Both in the press conference and the press release, the MCA focused heavily on the new restaurant, giving little information about the educational facilities to be built. F Newsmagazine reached out to the MCA for a comment with no reply. It is certain that this educational area — currently being called “the engagement zone” — will be located where the museum’s café is now. “We plan to make a space that will completely redefine the concept of a museum education center where visitors and artists share a welcoming place to learn, to linger, and to discover art and creativity,” said Grynsztejn, but she did not say how the MCA plans to do it.
Many museums in the past have used traditional tools to create engagement opportunities for new audiences and become more accessible museums. Some may have decided to create partnerships with existing local and community organizations. Cool Culture, for instance, is a New York-based non-profit helping low-income families accessing cultural institutions in New York for free. Other museums, such as the Yale Center for British Art, have developed specific public programs for families with children on the autism spectrum. Institutions such as the Dallas Museum of Art have decided to increase their accessibility by doing away with admission fees completely.
None of these is the accessibility trailblazer that the MCA seems to be with its new restaurant. “We’re all excited to think together about how a new restaurant can serve the MCA’s vision of being a welcoming space that is a portal to art, social experiences, the creative process, and of course, great food,” said Grynsztejn. With their audience in mind, the MCA is hoping to “[increase] the museum’s relevance and reputation while broadening [our] visitor base.” It seems the MCA has realized that the most valuable Chicago audience are tourists (as the city’s Cultural Plan makes apparent), and it is now doing its best to become more accessible to overlooked communities of demanding palates and people with full wallets.
The MCA has undeniably high-quality and multidisciplinary programs. Its dance performances, for instance, never disappoint. Mariano Pensotti’s Cineastas was one of the most exciting Chicago premieres of a great work of theatre in 2014. The Doris Salcedo exhibition currently on view has reconciled more than one person with the MCA’s treatment of Latin American art, especially following the opportunistic Unbound: Contemporary Art After Frida Kahlo. It is a shame that the MCA’s audience is not as broad and diverse as its programming.

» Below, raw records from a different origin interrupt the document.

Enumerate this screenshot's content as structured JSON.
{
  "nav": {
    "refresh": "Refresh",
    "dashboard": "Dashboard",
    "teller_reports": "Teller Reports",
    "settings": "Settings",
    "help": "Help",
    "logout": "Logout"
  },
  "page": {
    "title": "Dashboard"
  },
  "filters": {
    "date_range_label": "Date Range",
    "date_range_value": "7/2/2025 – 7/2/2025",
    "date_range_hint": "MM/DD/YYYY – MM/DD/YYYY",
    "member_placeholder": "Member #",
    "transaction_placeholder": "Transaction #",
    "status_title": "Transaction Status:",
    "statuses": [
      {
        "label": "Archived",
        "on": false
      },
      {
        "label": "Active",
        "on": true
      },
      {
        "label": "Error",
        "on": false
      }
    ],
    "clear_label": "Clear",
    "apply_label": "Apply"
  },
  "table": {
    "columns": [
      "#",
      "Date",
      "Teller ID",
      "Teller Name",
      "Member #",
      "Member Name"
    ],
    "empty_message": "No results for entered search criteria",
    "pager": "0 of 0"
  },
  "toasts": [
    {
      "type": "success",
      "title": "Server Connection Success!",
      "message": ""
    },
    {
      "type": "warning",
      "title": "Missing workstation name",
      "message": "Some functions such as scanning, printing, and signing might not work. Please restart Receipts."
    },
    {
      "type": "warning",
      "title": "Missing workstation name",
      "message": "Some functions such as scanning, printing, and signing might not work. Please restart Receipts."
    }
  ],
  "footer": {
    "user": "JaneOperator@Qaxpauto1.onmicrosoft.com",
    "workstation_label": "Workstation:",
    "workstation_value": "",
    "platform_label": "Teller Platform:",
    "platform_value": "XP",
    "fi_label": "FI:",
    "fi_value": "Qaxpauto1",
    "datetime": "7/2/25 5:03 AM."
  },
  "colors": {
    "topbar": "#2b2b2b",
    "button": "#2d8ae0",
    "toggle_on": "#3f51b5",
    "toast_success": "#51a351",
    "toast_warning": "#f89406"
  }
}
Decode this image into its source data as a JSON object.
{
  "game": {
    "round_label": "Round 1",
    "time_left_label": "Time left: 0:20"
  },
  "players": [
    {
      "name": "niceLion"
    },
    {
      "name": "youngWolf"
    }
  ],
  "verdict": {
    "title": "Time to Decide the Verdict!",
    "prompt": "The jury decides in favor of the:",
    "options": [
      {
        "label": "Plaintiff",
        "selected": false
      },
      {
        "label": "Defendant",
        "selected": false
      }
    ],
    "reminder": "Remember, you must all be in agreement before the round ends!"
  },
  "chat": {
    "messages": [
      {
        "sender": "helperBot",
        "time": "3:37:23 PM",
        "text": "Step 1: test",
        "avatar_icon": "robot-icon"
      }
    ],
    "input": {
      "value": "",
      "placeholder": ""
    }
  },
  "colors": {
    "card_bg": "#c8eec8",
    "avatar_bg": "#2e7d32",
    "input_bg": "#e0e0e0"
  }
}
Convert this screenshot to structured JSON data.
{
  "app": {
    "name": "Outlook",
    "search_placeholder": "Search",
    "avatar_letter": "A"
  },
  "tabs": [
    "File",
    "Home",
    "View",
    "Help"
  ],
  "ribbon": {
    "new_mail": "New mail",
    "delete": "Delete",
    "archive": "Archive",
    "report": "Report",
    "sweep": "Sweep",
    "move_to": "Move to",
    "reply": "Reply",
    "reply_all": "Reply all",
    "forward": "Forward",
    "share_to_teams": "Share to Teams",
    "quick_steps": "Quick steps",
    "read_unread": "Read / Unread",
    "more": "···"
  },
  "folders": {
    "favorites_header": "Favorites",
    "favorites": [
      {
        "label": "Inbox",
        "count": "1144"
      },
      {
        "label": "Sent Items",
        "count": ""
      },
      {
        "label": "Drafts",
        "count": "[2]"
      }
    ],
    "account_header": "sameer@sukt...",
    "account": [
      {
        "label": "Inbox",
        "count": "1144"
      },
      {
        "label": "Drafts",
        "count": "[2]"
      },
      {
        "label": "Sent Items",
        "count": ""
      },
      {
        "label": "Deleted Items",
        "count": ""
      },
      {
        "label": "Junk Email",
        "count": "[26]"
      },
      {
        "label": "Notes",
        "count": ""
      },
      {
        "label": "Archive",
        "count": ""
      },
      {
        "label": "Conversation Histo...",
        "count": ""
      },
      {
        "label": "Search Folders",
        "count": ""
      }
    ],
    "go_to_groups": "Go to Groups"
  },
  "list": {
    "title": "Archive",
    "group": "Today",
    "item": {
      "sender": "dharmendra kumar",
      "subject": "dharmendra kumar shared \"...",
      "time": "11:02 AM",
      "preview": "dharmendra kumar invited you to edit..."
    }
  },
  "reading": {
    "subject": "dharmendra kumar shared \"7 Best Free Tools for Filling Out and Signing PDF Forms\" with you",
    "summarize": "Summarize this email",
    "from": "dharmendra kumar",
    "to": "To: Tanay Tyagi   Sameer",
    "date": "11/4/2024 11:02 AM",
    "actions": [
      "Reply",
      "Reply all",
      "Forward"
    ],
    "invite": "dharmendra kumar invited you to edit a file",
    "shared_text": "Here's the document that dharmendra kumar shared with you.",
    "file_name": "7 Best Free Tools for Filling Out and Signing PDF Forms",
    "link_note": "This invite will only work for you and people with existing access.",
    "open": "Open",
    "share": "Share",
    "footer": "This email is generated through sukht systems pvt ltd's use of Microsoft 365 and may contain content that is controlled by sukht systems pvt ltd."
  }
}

The MCA does a lot for artists. It feels like a safe and exciting place to be invited as an emerging or established artist. Its Chicago Works series, a recurring program showcasing the works of Chicago natives, is a wonderful springboard for artists and a great opportunity for audiences to discover local makers. South Shore resident Faheem Majeed is now part of this series, and his civically engaged practice and involvement with South Side communities could be a wonderful opportunity for an overlooked audience to feel welcome at the MCA.
It is unfortunate that a brand new restaurant is the MCA’s most promoted tactic for creating a more accessible museum, because one must wonder whether the true motivation for the Vision Campaign is the museum’s reputation. It is okay for a museum to want to build its reputation as an institution, to host blockbuster exhibitions, and to have a fancy restaurant. It takes all kinds of museums to make up an art world. It is not okay to talk about accessibility when what is being most promoted will likely only recreate existing power dynamics in the arts. People who do not have the social and financial means to access museums probably do not have the means to access restaurants either.